Requirement: For the listing below, report all lines that hold the word "device".

Provided records:
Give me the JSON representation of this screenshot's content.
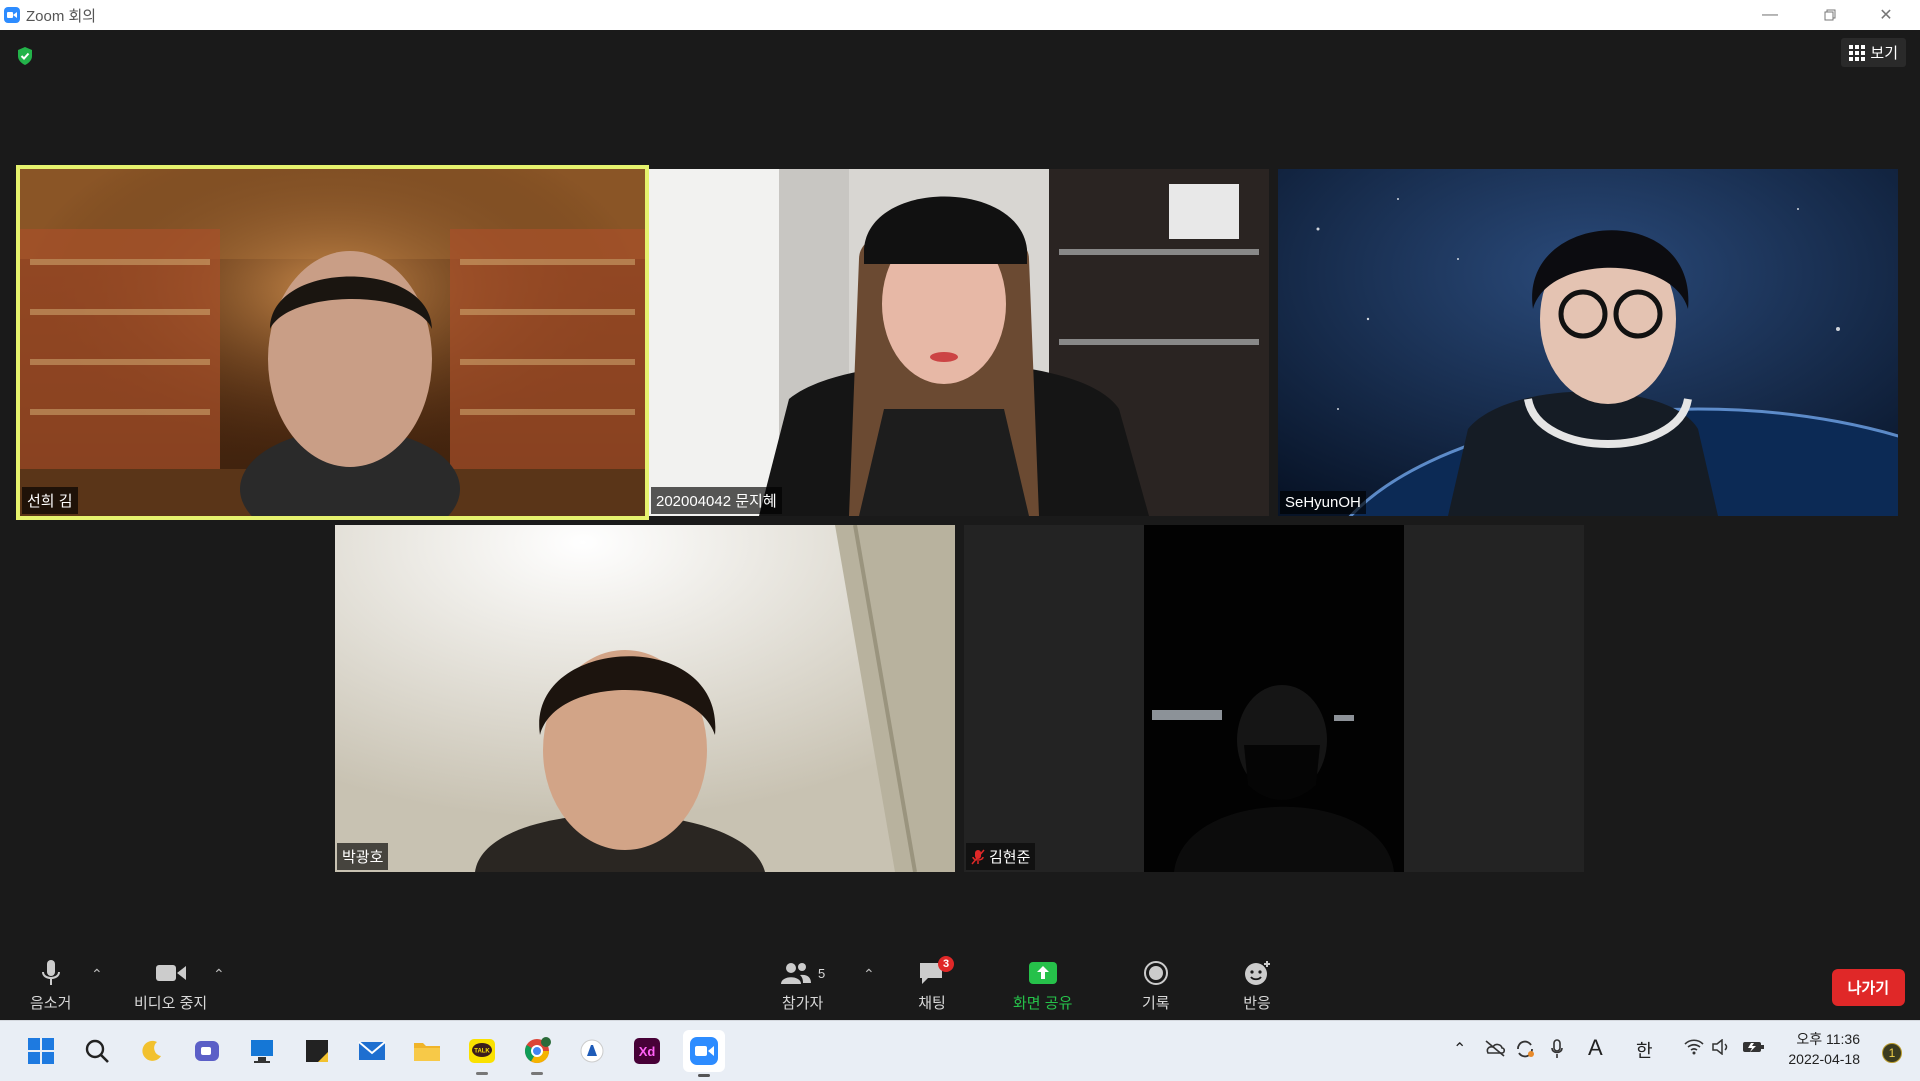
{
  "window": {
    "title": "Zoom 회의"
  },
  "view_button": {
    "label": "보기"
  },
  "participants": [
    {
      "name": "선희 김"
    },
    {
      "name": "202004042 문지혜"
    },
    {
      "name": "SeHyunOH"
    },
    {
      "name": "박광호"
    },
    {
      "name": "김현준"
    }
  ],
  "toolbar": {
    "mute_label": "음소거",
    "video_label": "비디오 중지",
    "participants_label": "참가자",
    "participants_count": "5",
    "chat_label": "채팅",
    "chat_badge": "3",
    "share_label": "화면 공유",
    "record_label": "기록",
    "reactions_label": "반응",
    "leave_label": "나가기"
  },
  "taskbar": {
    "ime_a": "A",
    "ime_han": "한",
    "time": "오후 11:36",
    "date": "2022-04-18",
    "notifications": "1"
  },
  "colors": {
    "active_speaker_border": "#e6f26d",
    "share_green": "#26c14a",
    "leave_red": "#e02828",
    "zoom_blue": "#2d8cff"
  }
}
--
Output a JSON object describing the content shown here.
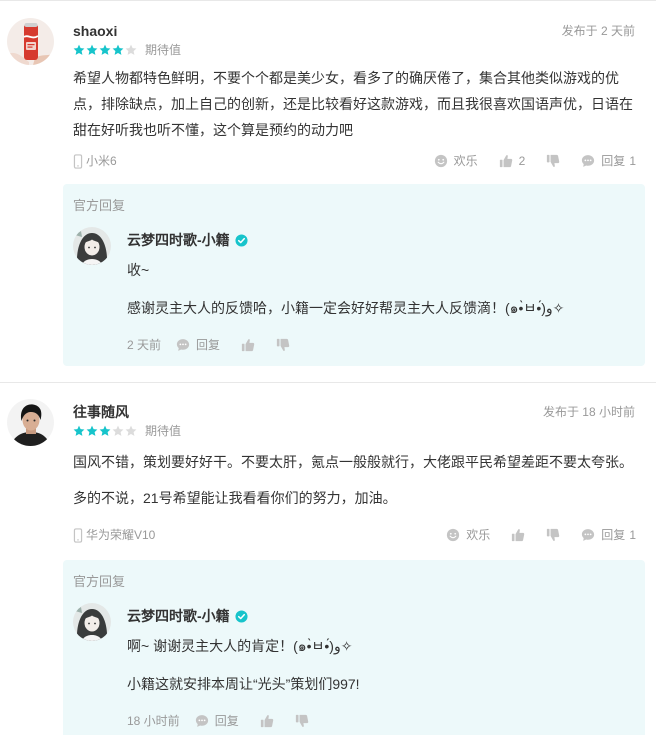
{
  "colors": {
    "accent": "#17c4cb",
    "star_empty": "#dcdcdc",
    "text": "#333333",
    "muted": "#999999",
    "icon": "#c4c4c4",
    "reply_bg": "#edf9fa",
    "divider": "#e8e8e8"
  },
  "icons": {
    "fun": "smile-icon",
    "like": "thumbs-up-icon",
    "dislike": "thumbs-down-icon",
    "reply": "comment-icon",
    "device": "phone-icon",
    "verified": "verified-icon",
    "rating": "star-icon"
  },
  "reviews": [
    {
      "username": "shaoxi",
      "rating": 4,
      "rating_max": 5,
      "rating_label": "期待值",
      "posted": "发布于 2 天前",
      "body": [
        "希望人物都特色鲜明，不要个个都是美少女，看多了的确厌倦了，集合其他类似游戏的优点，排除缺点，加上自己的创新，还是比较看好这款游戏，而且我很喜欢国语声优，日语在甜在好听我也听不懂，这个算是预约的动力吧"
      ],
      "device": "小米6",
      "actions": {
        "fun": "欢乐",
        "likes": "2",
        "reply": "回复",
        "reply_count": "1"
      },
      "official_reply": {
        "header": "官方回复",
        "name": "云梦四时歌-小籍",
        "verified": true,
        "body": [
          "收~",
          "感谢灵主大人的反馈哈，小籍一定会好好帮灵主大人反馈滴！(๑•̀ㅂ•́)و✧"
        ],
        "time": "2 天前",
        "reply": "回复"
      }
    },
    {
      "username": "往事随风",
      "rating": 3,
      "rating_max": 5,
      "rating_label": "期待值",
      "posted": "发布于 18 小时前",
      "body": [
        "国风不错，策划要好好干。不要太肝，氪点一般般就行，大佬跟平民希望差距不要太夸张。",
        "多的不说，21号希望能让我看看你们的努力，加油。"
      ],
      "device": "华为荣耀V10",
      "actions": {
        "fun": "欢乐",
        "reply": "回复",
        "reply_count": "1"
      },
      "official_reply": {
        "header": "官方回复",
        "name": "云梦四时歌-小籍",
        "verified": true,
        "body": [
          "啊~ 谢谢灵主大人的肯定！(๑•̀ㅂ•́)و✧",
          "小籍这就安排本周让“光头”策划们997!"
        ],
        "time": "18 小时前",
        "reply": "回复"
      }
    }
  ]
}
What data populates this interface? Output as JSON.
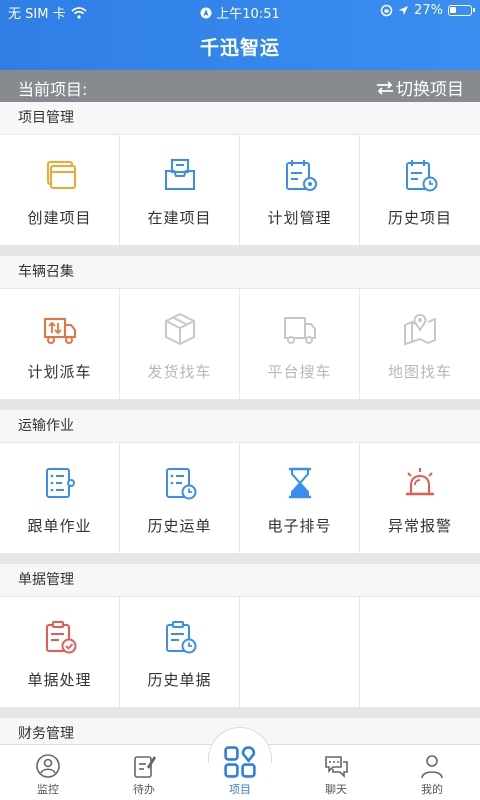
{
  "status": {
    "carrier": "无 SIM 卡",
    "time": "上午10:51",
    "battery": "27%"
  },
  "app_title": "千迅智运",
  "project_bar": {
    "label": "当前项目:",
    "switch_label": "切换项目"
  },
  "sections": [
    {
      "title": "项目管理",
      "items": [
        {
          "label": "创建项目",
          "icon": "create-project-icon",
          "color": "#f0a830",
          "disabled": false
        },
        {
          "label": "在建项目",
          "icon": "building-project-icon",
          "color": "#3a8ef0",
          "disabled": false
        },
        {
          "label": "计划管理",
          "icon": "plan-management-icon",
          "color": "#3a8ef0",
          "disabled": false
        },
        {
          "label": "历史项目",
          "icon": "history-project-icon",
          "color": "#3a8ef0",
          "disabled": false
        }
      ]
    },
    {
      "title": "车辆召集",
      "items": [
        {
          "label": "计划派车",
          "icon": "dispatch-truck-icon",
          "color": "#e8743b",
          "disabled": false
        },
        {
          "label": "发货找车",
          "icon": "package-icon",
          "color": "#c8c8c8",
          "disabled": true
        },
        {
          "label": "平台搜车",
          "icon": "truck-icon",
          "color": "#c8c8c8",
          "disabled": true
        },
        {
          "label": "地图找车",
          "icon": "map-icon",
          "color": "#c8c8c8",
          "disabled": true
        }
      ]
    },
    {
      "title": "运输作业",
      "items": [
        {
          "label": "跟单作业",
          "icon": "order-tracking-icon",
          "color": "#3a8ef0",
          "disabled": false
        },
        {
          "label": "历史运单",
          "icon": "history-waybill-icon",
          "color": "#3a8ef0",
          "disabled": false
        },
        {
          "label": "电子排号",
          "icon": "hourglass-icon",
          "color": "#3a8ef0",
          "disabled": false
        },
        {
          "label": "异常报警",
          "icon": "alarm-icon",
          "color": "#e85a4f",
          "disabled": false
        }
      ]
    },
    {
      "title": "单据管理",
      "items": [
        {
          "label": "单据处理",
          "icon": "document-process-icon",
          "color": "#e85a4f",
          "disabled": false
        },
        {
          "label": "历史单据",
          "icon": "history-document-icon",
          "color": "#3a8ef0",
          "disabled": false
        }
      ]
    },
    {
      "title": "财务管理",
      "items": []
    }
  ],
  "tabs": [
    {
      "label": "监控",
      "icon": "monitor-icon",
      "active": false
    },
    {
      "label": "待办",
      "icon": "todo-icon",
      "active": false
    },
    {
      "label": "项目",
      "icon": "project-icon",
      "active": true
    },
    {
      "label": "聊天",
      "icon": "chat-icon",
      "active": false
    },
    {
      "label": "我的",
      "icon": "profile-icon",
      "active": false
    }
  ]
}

Your solution:
    "device": "phone-icon",
      "device": "小米6",
      "device": "华为荣耀V10",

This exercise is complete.